Awkward was a cute, fun and easy read. Any book that can hold my complete and absolute attention and make me not want to put it down until it's some crazy time in the A.M. and I've actually finished it rates high on my list.

Jane, Mackenzie's friend, pretty much faded out of the story in the middle. I am interested to learn more about her in Invisible, which will be her story and comes out next year.


Sunday, January 1, 2012

January Read Along: Bloodrose by Andrea Cremer

This month's read along is the highly anticipated Bloodrose by Andrea Cremer, which will be released on January 3rd.  All of the BookNerds LOVED the first book, Nightshade , which we discussed earlier this year along with the love triangle.  We were fortunate to receive an ARC of Wolfsbane ,which we also reviewed.  The BookNerds were not in agreement when selecting which "team" we were on, which will likely cause some disappointment for at least one of us as the series comes to a close.  From this BookNerd's perspective, hopefully Team Shay comes out on top!!


Goodreads Overview:
Calla has always welcomed war. But now that the final battle is upon her, there’s more at stake than fighting. There’s saving Ren, even if it incurs Shay’s wrath. There’s keeping Ansel safe, even if he’s been branded a traitor. There’s proving herself as the pack’s alpha, facing unnamable horrors, and ridding the world of the Keepers’ magic once and for all. And then there’s deciding what to do when the war ends. If Calla makes it out alive, that is.

In the final installment of the Nightshade trilogy, New York Times bestselling author Andrea Cremer creates a novel with twists and turns that will keep you on the edge of your seat until its final pages. A dynamic end to this breathtaking trilogy.

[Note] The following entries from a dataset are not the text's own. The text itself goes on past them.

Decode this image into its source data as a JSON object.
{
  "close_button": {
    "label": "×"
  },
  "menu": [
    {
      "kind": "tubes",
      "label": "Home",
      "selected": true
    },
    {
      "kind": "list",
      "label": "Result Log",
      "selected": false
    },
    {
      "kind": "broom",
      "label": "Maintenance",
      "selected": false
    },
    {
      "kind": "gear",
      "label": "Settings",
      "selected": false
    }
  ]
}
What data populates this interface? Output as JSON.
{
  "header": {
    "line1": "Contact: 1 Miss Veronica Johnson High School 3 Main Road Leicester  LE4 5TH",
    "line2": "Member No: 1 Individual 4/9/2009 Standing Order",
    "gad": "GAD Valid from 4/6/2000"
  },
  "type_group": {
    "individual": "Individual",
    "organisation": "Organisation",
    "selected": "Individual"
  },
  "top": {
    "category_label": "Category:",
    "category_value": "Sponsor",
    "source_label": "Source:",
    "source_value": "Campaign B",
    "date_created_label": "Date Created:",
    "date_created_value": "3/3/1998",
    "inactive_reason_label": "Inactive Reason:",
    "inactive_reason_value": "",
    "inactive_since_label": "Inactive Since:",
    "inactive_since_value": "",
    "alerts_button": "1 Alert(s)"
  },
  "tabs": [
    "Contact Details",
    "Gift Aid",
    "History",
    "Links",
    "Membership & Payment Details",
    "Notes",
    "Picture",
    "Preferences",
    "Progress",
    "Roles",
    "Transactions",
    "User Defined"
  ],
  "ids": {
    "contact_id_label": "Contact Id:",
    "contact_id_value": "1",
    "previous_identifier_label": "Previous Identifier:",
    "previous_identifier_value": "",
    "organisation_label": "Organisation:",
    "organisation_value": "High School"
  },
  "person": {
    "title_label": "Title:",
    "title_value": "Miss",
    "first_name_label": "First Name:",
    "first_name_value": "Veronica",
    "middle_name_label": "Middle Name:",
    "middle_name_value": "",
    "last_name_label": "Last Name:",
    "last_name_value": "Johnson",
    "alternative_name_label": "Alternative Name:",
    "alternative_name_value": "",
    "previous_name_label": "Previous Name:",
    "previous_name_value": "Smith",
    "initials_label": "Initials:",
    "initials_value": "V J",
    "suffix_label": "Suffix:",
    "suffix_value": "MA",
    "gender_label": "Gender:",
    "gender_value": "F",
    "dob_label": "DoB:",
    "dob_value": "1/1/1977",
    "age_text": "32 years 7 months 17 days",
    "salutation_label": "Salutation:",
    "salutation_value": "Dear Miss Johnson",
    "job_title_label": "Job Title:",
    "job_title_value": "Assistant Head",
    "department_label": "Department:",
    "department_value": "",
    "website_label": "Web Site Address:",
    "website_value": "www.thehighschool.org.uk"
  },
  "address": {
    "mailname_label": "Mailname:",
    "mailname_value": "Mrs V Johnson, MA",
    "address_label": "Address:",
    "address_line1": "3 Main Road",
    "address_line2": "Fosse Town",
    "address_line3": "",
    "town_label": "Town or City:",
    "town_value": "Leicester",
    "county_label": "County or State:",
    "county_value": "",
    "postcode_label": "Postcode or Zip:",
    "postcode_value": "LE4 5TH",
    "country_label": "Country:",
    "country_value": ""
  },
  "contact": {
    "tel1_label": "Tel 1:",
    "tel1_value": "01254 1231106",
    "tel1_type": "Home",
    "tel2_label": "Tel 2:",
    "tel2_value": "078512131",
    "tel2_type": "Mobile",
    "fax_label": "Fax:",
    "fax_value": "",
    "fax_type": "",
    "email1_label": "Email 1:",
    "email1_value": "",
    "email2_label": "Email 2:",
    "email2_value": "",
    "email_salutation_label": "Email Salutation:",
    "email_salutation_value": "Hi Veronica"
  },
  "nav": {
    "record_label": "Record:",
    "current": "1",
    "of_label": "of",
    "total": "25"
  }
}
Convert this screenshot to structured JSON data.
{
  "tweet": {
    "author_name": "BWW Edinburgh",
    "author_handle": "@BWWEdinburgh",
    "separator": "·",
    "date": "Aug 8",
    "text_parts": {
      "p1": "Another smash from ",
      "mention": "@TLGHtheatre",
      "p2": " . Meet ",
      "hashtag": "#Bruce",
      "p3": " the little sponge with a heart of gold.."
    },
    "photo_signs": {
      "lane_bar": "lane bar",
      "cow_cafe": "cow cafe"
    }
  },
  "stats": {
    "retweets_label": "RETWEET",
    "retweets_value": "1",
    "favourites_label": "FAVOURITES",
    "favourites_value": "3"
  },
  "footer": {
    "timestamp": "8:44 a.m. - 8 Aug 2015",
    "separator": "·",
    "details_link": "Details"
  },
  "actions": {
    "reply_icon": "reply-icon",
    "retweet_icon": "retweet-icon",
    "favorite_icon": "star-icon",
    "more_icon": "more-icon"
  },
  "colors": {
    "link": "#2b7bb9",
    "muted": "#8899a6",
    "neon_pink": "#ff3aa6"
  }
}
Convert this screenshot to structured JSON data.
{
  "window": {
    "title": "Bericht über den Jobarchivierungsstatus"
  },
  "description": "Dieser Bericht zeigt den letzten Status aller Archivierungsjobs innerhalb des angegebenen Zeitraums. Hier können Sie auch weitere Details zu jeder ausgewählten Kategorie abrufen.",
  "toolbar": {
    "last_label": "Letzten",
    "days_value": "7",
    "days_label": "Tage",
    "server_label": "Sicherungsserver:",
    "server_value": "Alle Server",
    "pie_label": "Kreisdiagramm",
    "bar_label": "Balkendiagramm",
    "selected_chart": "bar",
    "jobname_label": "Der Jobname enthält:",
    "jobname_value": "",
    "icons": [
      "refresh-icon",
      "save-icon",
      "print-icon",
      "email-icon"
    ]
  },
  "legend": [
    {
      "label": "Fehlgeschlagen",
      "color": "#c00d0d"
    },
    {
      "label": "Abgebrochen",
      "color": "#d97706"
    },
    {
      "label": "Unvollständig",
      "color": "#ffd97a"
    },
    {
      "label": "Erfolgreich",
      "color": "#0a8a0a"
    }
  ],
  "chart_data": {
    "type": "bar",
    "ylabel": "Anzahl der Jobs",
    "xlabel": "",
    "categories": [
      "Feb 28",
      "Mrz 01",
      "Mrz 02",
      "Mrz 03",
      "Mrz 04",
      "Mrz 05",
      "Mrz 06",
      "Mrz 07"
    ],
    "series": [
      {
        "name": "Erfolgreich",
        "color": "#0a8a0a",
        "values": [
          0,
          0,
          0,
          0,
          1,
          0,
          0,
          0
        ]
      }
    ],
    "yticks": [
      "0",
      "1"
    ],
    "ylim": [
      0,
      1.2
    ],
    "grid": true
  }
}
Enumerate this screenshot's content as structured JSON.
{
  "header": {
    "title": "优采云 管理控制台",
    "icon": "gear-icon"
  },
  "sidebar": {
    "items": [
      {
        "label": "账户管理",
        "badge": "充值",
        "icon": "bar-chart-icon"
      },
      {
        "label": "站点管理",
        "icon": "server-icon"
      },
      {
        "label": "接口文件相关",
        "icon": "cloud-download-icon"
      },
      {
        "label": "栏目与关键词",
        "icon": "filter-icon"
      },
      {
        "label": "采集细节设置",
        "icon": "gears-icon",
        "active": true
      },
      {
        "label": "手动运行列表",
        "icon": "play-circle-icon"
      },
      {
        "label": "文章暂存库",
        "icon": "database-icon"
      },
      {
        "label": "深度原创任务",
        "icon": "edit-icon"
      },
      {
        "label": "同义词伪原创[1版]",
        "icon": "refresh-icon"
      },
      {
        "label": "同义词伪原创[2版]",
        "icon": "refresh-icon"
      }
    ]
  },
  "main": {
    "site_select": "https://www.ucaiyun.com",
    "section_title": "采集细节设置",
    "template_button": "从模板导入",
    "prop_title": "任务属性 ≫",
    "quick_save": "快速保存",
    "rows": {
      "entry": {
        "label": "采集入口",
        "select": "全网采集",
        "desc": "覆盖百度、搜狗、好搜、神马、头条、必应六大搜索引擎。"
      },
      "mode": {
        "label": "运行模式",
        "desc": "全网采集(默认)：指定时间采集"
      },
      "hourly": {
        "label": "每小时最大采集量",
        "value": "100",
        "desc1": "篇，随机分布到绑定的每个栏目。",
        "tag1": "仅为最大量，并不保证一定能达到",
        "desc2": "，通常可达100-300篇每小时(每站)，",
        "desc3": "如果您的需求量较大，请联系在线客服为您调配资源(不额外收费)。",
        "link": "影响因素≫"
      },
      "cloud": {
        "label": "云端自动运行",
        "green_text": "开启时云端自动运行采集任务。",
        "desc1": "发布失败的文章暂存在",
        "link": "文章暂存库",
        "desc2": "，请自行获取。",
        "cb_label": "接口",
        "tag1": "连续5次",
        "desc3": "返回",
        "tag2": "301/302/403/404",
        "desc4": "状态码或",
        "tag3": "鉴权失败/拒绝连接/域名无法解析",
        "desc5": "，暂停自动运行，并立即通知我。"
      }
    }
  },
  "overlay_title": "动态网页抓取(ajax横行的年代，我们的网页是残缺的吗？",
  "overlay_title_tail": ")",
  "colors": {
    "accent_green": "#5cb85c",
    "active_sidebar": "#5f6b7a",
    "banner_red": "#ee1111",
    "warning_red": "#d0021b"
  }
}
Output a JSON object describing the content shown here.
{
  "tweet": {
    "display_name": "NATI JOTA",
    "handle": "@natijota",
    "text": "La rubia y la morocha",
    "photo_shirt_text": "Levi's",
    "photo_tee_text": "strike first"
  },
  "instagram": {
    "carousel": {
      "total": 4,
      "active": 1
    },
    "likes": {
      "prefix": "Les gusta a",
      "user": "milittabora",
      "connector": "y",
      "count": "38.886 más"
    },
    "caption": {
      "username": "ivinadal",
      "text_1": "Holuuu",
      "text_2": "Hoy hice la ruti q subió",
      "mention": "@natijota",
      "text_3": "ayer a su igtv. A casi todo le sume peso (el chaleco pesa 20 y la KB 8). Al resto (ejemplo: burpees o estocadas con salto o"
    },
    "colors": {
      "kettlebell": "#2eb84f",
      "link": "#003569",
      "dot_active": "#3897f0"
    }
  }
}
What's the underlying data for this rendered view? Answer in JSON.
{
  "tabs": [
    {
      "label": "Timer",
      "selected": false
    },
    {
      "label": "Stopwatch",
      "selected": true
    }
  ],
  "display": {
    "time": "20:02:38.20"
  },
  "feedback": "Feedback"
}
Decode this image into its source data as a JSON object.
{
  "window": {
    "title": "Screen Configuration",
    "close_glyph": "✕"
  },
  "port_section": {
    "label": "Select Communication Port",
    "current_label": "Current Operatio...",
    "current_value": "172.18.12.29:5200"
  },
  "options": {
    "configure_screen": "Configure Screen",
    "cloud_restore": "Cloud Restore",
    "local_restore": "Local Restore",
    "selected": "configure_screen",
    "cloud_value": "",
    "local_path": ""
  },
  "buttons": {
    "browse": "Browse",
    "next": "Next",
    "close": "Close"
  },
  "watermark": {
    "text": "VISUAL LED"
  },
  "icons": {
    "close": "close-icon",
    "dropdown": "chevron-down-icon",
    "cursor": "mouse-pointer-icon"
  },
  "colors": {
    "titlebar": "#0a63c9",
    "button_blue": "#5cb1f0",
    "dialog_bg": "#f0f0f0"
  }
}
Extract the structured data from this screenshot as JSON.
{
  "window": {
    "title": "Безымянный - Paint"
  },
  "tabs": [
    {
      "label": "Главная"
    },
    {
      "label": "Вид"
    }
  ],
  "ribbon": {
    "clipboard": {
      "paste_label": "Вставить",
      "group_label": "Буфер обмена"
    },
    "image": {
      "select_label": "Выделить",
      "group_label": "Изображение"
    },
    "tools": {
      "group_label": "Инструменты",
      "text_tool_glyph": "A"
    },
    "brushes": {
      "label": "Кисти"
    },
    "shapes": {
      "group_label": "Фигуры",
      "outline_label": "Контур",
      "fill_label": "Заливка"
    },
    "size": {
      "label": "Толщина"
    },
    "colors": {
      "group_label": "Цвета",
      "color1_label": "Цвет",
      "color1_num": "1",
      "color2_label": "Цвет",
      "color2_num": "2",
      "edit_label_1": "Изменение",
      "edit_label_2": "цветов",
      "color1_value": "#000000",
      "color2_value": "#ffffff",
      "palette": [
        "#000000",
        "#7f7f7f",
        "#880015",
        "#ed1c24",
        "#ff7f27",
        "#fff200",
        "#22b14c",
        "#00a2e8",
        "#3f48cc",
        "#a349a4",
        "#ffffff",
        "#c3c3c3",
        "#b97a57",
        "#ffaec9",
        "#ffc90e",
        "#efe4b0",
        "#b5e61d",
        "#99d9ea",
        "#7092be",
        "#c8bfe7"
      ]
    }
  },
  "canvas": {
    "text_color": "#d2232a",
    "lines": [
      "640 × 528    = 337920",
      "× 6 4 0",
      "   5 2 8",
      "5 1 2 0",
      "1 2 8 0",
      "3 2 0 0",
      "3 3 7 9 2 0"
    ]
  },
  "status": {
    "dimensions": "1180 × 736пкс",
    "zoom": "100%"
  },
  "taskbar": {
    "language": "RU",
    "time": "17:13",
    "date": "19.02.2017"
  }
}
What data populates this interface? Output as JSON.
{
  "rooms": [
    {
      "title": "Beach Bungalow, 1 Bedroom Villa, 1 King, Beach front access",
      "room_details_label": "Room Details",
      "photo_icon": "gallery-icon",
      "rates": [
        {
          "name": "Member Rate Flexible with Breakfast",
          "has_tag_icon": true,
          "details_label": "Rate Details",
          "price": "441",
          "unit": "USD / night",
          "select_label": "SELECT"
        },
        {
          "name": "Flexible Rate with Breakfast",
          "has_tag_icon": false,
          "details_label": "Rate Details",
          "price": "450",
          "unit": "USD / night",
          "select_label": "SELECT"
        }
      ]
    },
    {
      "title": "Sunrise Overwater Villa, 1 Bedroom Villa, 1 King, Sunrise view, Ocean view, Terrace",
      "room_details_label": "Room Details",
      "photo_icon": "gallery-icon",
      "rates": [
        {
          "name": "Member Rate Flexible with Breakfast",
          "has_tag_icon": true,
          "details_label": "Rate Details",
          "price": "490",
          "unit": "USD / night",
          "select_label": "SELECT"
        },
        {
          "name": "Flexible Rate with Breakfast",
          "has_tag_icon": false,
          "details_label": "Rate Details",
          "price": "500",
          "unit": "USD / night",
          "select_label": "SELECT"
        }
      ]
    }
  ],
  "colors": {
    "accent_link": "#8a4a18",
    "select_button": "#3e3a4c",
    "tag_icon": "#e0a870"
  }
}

The Woman in Black- By Susan Hill

Jacque's Review:

I selected this as our book to movie because I wanted to see what Daniel Radcliffe would be starring in for his first film after Harry Potter.  I knew nothing about the book besides the fact that it was a ghost story.  When I went to see Breaking Dawn, The Woman in Black was one of the previews.  It looked REALLY scary and I was beginning to wonder what I had gotten myself into.

The book starts out with a family getting ready to celebrate Christmas.  As part of their tradition, all of the children gather around the fire and tell ghost stories on Christmas Eve.  The children try to convince their father to tell a story, but he is overcome by the situation and steps out of the house for a while to regain his composure.  While outside he resolves to put down in writing what he cannot put into words, the real life ghost story he experienced while in his early 20s and working as an attorney.  At this point I was excited about where this could be leading, but ultimately it did not live up to my expectations.

The first 100 pages were very slow for me.  First we learn that Mrs. Drablow has passed away and that Arthur will have to go to Eel Marsh House to settle her estate.  Whenever he mentions the owner or the house to people around town, nobody will discuss it with him.  Arthur becomes increasingly agitated by the apparent lack of respect for the deceased.  When he attends the funeral, he is one of only 3 people in attendance.  When he refers to The Woman in Black that he saw at the grave site to others, they become very distressed.  There was a lot of setup such as this before the ghost story truly began.  The last 40 pages were a bit more exciting as we experience the hauntings of Eel Marsh House, but I never once had the feelings the movie trailer conjured up.  Clearly Hollywood is taking some liberties with this one, and for Radcliffe's sake I sure hope they do.

Here is a copy of the movie trailer.